In the winter, Little Bay Park is deserted, save for a few runners and an elderly Asian man who practices Tai Chi. The park seems to call its neighbors out of their middle-income homes and apartments to celebrate spring when it arrives. People saddle up their bikes, strap on Rollerblades, tighten running shoes, pack picnic baskets and leash their dogs.
On any spring weekend, what starts out in the morning as a trickle of people turns into a flood by the afternoon. Everyone can find enough space on the grassy areas to fly a kite or spread out a blanket. For those on the path, some stroll casually while others walk intently or race by on wheels.

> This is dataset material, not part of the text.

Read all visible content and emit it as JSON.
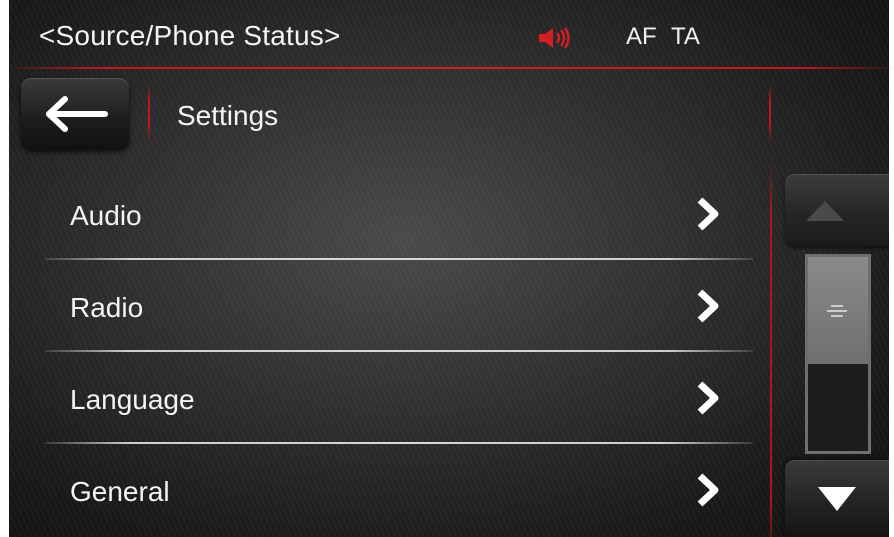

What really makes Little Bay Park the place to people-watch is its diversity. There seems to be an ambassador from each nation. Some 56 years ago, when my father graduated from a Bayside elementary school, his class picture showed only one black girl and two Asian children. Thirty years later, when I attended the same school, the school was not much different, except for one boy who wore his hair in a turban due to religious beliefs.

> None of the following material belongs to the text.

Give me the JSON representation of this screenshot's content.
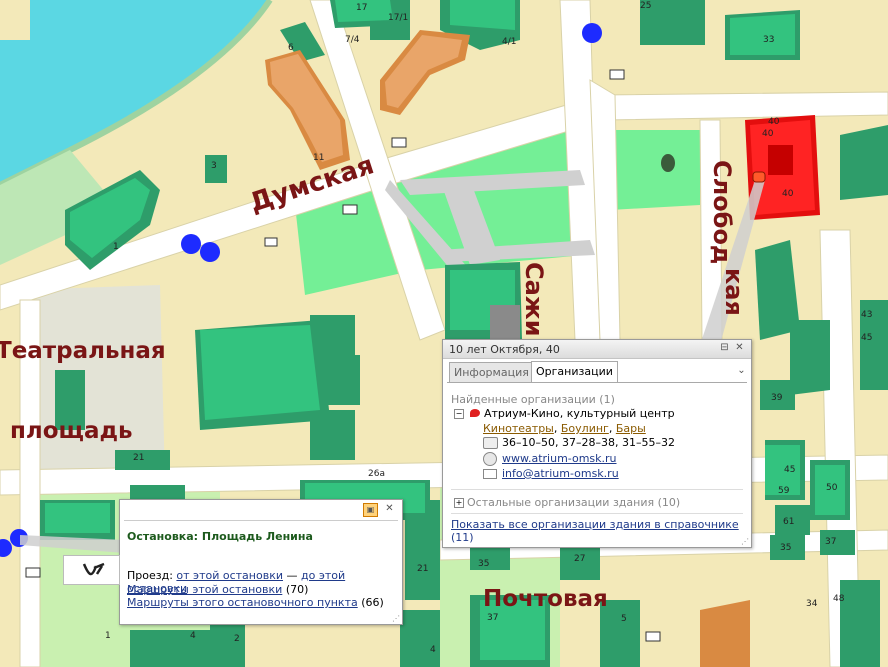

Bayside has changed. The U.S. Census reported that in 2000, only 65.6 percent of Bayside was of white. Asians made up 22.7 percent, Hispanics 11.8 percent and blacks 4.5 percent. Bayside and nearby areas have also welcomed Middle Eastern and South Asian people. Their addition represents cultural variety and a departure from the Judeo-Christian religious influence.
For some older Bayside residents, diversity is unsettling but not necessarily unwelcome. Warren, an American-born man who has lived in Bayside for 42 years, noted that some of his newest neighbors are from Korea, India and Afghanistan. “You should be proud of where you come from, that's OK. But learn to speak a little more English,” he said, regarding the area's growing ethnic diversity.
Kareem and Donna, an interracial couple, moved to Bayside one year ago. He is from the Caribbean; she is half-Irish, half-Italian. While enjoying an afternoon walk through Little Bay Park with their two young daughters, the couple commented that here they do not think of themselves as interracial. Donna “loves Bayside” and Kareem deems it “the healthiest place in Queens.”
In Little Bay Park, neighborhood peoples have their colors on parade. Sparkling saris and demure head coverings walk side-by-side with jeans and shorts. Italians and Greeks play in the same orchestra as Iranians and Arabs.
Faces are as varied as flowers, but are as similar as family. The face holds the story and inspires wonder and curiosity: Who are you? How did you come here? What is your name?
Sabrina J. Novick